Use a 9-tine broadfork to loosen soil prior to planting. Work the soil from one end of the bed to the other (either direction) to avoid walking on your work.

A broadfork is a wonderful tool that has between five and nine heavy-duty tines and two handles. You can jump on the tool to sink the tines deep into the soil, and then you can rock back and pull the broadfork back toward you to loosen the soil. The 9-tine tool is also an excellent tool to dig up carrots and parsnips when that time comes. You can start at one end of a bed and work backwards to the other end to loosen any soil you might have compacted in the process.

Feeding Plants

If compost is used primarily for building soil structure, you will need some immediate soil fertility. In an organic garden, several sources of fertility can help plants grow well. If I have access to them, I like to apply meals (ground nutrients) when I form beds. Meals can include soybean meal, blood meal, cottonseed meal, or mustard meal. Application rates for these are provided on your soil test forms. But often I don’t have meals, I rely on fish emulsion to provide a dilute but effective nutrient source for my plants.

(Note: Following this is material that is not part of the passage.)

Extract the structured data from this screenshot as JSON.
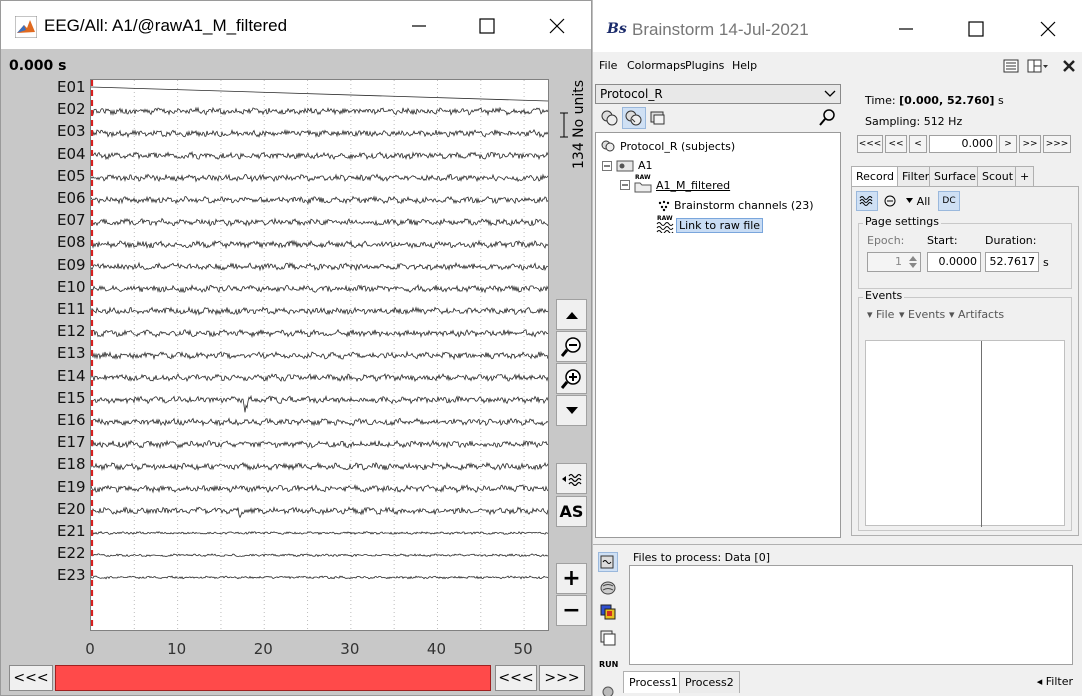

It comes in quart, gallon, or multiple gallon containers and can be purchased at hardware stores or in bulk from manufacturers. In a 2.5-gallon watering can, I will put about 0.5–1 cup of fish emulsion into the container, and fill this with water. The liquid should have a light brown appearance, and it is strong smelling. So, it is often best to wait until the end of the garden day to fertilize your plants so you don’t scare off volunteers.

The next thing to determine is how often to fertilize. I never use fish emulsion until I see that my seedling transplants are starting to grow or seeds have germinated and have an inch or two of growth. Fish emulsion can be expensive and should be used appropriately. I will apply fish emulsion two to four times in a season to each crop, depending on the crop (Table 1).

Plant typeNumber of
fish emulsion
applications/season
Chenopod family (spinach, Swiss chard, beets)2–3
Aster family (leaf and bunch lettuces)2–3
Umbels (carrots, parsnips, and parsley)2–3
Legumes (peas, beans), no inoculum*2–3
Legumes (peas, beans), with inoculum1
Alliums (leeks, onions, garlic, shallots)3–4
Solanums (potato, tomato, eggplant, peppers)3–4 (depending on soil organic matter content; maybe 2x for tomatoes)
Brassicas (Cabbages, collards, kale, broccoli, turnips, bok choy, kohlrabi)3–4

* Legumes can make their own nitrogen if the appropriate bacteria are present. Inoculum is sold to be applied to the seed to ensure an adequate population is present. This can be purchased from most seed company.